EXERCISE BRIEF
The answer must consist solely of the lines from the one containing "Read all visible content and emit it as JSON." through the last line of the records below, repeated exactly, with all pictures omitted.

INPUT MATERIAL
>>>>
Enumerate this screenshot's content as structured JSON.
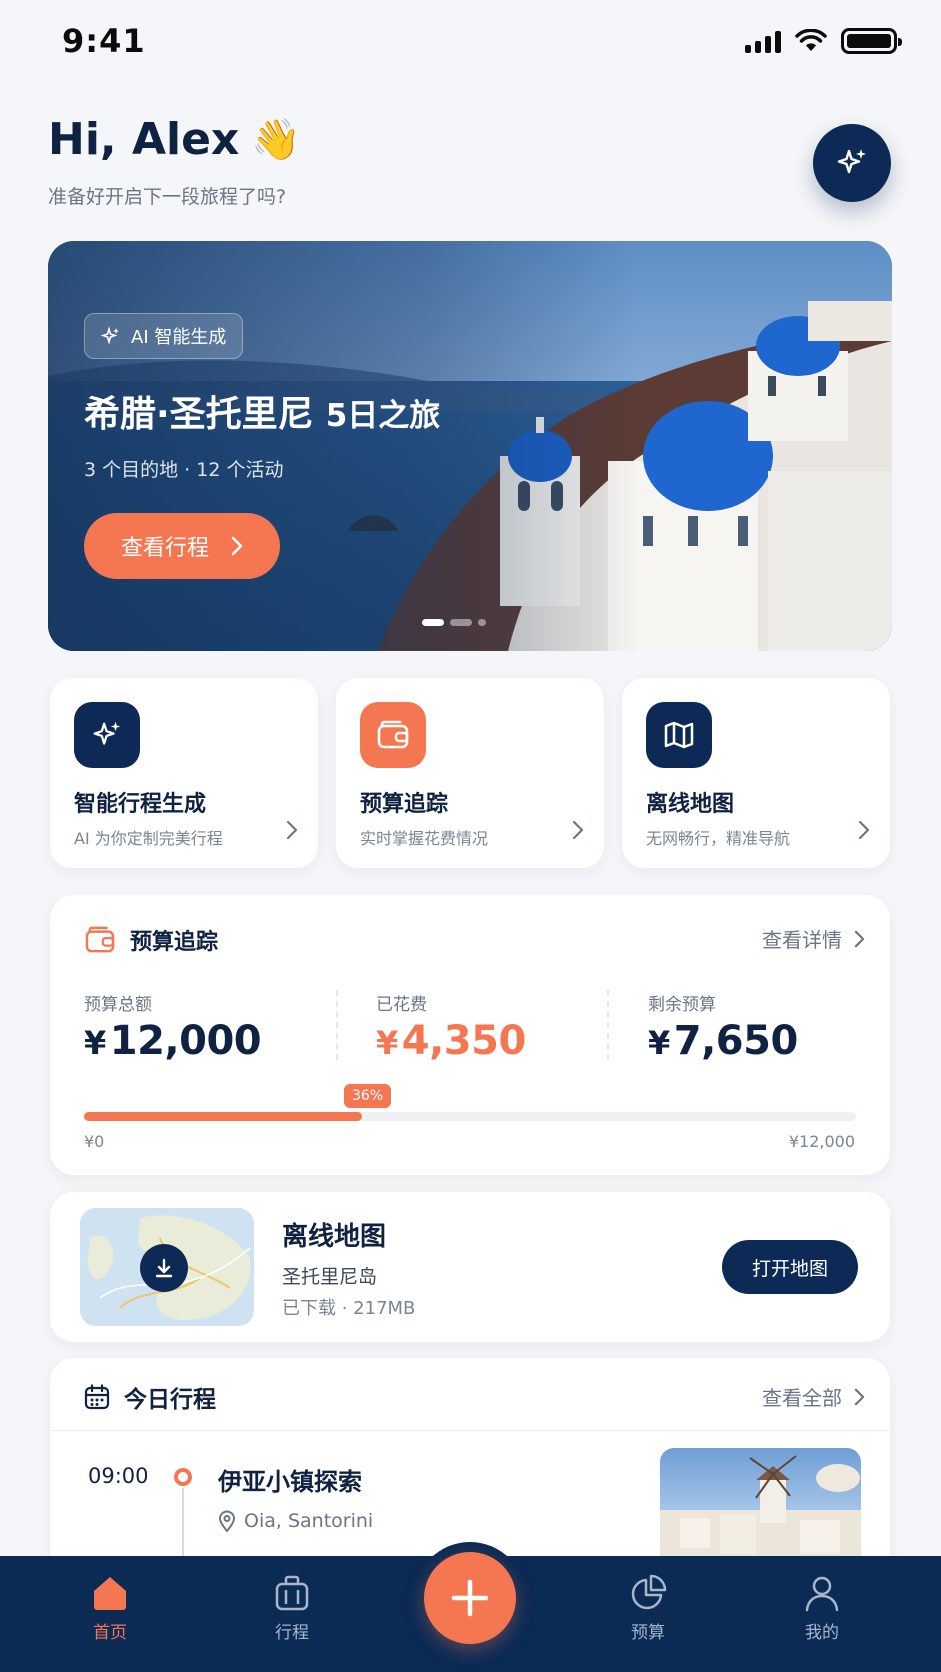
{
  "status": {
    "time": "9:41"
  },
  "header": {
    "greeting": "Hi, Alex",
    "wave_emoji": "👋",
    "subtitle": "准备好开启下一段旅程了吗?"
  },
  "hero": {
    "chip": "AI 智能生成",
    "title": "希腊·圣托里尼",
    "title_days": "5日之旅",
    "meta": "3 个目的地 · 12 个活动",
    "cta": "查看行程"
  },
  "features": [
    {
      "title": "智能行程生成",
      "subtitle": "AI 为你定制完美行程",
      "icon": "sparkle-icon",
      "color": "#0c2a55"
    },
    {
      "title": "预算追踪",
      "subtitle": "实时掌握花费情况",
      "icon": "wallet-icon",
      "color": "#f47752"
    },
    {
      "title": "离线地图",
      "subtitle": "无网畅行，精准导航",
      "icon": "map-icon",
      "color": "#0c2a55"
    }
  ],
  "budget": {
    "title": "预算追踪",
    "link": "查看详情",
    "total_label": "预算总额",
    "total_value": "12,000",
    "spent_label": "已花费",
    "spent_value": "4,350",
    "remaining_label": "剩余预算",
    "remaining_value": "7,650",
    "currency": "¥",
    "progress_percent": 36,
    "progress_label": "36%",
    "min_label": "¥0",
    "max_label": "¥12,000"
  },
  "offline_map": {
    "title": "离线地图",
    "place": "圣托里尼岛",
    "meta": "已下载 · 217MB",
    "button": "打开地图"
  },
  "today": {
    "title": "今日行程",
    "link": "查看全部",
    "items": [
      {
        "time": "09:00",
        "activity": "伊亚小镇探索",
        "location": "Oia, Santorini"
      }
    ]
  },
  "nav": {
    "home": "首页",
    "trips": "行程",
    "budget": "预算",
    "me": "我的"
  },
  "colors": {
    "navy": "#0c2a55",
    "accent": "#f47752"
  }
}
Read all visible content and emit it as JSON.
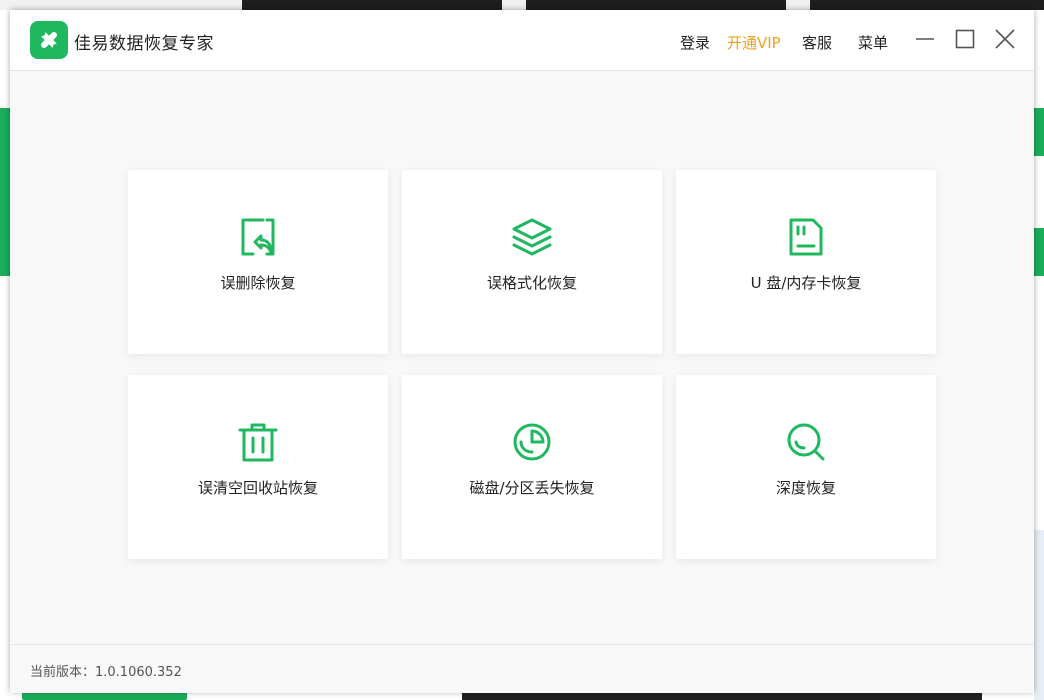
{
  "app": {
    "title": "佳易数据恢复专家",
    "accent_color": "#1fb85f"
  },
  "header": {
    "login_label": "登录",
    "vip_label": "开通VIP",
    "service_label": "客服",
    "menu_label": "菜单"
  },
  "cards": [
    {
      "label": "误删除恢复",
      "icon": "file-restore-icon"
    },
    {
      "label": "误格式化恢复",
      "icon": "layers-icon"
    },
    {
      "label": "U 盘/内存卡恢复",
      "icon": "sd-card-icon"
    },
    {
      "label": "误清空回收站恢复",
      "icon": "trash-icon"
    },
    {
      "label": "磁盘/分区丢失恢复",
      "icon": "pie-chart-icon"
    },
    {
      "label": "深度恢复",
      "icon": "deep-search-icon"
    }
  ],
  "footer": {
    "version_text": "当前版本：1.0.1060.352"
  }
}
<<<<
EXERCISE RESULT
Read all visible content and emit it as JSON.
{
  "app": {
    "title": "佳易数据恢复专家",
    "accent_color": "#1fb85f"
  },
  "header": {
    "login_label": "登录",
    "vip_label": "开通VIP",
    "service_label": "客服",
    "menu_label": "菜单"
  },
  "cards": [
    {
      "label": "误删除恢复",
      "icon": "file-restore-icon"
    },
    {
      "label": "误格式化恢复",
      "icon": "layers-icon"
    },
    {
      "label": "U 盘/内存卡恢复",
      "icon": "sd-card-icon"
    },
    {
      "label": "误清空回收站恢复",
      "icon": "trash-icon"
    },
    {
      "label": "磁盘/分区丢失恢复",
      "icon": "pie-chart-icon"
    },
    {
      "label": "深度恢复",
      "icon": "deep-search-icon"
    }
  ],
  "footer": {
    "version_text": "当前版本：1.0.1060.352"
  }
}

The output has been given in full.